Your instructions:
Return the lines below in which the string "email" occurs.

Information provided:
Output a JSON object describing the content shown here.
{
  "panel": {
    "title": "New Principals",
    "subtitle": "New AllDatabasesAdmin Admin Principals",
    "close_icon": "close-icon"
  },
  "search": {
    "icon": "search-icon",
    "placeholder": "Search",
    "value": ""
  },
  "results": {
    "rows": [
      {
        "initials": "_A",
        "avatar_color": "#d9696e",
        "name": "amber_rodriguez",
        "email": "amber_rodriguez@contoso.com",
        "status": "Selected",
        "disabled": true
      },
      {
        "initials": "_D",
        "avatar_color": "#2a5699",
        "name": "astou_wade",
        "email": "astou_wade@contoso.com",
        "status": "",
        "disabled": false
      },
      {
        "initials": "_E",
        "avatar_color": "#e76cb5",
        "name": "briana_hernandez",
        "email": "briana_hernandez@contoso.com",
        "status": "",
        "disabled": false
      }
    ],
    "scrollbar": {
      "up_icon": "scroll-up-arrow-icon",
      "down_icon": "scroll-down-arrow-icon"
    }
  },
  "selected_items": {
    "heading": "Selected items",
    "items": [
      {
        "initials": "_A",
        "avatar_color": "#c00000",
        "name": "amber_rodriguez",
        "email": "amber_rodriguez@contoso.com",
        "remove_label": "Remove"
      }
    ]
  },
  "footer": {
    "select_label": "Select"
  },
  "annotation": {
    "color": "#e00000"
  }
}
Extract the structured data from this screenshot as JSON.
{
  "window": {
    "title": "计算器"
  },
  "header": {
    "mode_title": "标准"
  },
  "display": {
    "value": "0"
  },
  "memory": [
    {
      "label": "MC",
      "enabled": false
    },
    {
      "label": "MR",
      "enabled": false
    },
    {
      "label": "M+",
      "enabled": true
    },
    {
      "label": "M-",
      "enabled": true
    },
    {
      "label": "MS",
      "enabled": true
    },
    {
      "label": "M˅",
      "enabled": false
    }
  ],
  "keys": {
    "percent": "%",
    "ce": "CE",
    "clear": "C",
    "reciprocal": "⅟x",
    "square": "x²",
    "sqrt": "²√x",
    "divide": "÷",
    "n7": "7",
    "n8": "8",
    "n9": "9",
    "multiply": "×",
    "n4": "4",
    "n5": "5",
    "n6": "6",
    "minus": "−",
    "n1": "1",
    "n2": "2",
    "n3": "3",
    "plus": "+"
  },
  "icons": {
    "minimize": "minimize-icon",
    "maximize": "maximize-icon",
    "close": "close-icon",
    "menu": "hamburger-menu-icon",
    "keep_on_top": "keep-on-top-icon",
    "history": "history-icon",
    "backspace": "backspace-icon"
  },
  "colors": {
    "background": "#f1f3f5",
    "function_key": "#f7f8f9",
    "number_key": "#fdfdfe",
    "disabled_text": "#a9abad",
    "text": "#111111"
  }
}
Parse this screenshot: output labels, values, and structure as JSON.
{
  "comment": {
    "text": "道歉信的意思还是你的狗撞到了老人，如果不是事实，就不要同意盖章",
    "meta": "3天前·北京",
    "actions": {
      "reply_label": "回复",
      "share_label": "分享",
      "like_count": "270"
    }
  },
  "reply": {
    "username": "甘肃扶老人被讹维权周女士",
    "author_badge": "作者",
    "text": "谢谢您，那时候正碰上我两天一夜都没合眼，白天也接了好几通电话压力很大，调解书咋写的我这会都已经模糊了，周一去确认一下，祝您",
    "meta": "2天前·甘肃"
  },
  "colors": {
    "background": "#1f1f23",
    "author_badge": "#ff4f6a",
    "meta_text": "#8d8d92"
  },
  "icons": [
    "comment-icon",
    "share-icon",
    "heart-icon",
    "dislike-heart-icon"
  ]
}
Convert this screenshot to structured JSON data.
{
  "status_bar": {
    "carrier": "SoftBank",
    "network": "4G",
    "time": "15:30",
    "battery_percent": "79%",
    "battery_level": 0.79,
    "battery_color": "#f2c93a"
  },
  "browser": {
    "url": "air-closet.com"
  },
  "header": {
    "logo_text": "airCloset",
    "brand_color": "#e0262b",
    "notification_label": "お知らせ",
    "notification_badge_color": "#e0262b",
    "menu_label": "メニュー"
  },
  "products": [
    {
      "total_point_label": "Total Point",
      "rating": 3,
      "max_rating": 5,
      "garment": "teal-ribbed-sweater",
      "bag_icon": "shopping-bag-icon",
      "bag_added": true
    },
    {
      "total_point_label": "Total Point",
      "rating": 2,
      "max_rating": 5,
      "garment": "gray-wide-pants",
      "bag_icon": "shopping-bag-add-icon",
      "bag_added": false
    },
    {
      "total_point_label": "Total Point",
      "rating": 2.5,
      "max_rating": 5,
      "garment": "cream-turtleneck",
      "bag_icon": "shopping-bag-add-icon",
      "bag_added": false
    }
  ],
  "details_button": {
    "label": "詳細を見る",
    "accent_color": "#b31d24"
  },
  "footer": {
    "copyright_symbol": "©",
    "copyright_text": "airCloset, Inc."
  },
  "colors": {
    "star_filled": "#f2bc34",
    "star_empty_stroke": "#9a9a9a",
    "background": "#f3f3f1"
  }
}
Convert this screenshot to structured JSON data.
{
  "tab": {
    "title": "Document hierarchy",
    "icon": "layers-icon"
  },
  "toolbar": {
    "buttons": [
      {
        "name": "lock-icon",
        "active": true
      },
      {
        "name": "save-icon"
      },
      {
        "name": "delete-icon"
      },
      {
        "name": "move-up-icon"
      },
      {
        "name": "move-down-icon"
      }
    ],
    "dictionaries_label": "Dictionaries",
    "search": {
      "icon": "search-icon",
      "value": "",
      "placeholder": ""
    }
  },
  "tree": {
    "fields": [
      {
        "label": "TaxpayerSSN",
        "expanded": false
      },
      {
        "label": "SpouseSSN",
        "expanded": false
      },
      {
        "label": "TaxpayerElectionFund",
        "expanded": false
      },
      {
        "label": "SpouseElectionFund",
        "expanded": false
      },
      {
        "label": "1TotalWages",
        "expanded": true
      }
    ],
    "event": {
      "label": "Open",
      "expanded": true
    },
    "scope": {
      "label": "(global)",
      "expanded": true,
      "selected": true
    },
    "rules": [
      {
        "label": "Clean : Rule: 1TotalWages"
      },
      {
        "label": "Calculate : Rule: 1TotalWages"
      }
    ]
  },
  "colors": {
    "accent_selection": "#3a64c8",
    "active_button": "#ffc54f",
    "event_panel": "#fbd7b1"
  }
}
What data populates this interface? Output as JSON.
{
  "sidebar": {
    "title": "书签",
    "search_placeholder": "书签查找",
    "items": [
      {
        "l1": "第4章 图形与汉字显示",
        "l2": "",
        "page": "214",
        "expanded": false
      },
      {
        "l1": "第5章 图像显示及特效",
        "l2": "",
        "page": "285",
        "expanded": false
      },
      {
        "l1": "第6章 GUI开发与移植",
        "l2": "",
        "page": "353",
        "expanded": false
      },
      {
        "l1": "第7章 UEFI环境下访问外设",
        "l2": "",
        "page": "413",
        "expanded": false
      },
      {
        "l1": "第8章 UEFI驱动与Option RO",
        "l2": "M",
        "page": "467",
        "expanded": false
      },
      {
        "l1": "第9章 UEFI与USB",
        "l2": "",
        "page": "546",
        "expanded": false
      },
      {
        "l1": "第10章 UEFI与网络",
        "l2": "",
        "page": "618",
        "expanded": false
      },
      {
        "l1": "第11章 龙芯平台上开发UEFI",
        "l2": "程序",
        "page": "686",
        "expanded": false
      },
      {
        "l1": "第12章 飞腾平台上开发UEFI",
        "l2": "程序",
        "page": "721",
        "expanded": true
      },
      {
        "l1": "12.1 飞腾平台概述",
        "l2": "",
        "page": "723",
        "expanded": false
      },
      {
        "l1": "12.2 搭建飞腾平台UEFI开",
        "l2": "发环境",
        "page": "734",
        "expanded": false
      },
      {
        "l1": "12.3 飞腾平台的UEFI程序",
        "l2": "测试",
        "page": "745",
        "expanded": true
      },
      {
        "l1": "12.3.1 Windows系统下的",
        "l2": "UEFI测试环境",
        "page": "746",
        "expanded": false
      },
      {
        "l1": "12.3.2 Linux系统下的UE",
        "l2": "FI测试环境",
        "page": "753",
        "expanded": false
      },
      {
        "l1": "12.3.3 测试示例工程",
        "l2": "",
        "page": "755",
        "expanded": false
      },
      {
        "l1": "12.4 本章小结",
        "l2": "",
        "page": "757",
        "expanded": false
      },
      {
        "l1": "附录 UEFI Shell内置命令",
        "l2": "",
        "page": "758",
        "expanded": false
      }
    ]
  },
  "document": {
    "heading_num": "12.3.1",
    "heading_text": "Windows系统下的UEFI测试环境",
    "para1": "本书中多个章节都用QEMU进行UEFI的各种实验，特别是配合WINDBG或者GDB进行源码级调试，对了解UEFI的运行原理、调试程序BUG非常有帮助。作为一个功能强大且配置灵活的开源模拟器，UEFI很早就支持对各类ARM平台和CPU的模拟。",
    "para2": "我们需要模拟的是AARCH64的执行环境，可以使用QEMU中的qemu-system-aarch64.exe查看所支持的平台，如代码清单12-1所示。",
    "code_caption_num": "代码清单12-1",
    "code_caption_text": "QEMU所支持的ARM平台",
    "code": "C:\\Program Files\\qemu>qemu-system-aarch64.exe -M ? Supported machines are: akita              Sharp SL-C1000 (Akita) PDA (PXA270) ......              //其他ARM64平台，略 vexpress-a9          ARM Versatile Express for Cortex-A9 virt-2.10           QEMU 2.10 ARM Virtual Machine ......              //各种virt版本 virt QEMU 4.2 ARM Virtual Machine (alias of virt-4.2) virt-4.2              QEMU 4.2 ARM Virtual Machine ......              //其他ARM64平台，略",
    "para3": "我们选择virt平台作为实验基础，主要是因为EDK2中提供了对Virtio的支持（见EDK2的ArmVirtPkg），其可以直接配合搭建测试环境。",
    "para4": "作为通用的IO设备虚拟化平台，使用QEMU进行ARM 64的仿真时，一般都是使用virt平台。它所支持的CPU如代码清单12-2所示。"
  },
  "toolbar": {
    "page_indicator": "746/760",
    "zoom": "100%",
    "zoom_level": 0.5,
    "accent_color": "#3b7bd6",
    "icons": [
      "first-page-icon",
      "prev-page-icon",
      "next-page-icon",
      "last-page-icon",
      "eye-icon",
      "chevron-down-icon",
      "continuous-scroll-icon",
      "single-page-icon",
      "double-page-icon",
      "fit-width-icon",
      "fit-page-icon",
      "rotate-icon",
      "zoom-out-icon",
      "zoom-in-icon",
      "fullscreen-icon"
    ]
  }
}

Response below:
        "email": "amber_rodriguez@contoso.com",
        "email": "astou_wade@contoso.com",
        "email": "briana_hernandez@contoso.com",
        "email": "amber_rodriguez@contoso.com",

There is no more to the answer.